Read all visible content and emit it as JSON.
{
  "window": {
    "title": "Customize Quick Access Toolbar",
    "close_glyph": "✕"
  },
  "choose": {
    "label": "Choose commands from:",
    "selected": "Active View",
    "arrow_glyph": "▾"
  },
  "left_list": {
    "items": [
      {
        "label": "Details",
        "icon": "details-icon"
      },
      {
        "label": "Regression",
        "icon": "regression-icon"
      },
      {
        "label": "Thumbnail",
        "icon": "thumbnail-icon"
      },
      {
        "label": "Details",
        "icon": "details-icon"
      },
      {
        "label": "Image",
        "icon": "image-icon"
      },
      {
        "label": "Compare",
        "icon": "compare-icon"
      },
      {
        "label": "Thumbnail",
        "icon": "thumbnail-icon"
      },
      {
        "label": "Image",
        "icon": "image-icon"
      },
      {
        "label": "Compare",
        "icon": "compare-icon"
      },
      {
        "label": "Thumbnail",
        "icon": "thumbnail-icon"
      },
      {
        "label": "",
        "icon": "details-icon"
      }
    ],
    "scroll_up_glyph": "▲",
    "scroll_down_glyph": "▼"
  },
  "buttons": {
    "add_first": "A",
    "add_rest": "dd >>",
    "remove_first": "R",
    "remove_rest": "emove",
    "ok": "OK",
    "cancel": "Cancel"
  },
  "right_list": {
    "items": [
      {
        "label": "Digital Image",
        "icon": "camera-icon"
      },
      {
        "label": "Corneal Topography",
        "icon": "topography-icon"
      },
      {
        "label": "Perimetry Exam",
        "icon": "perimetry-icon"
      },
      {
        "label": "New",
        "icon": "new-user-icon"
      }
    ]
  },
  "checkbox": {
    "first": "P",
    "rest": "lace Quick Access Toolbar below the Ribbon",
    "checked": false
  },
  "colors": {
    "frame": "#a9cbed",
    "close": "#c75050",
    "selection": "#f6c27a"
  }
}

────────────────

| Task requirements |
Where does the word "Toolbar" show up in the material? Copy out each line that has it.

| Output below |
    "title": "Customize Quick Access Toolbar",
    "rest": "lace Quick Access Toolbar below the Ribbon",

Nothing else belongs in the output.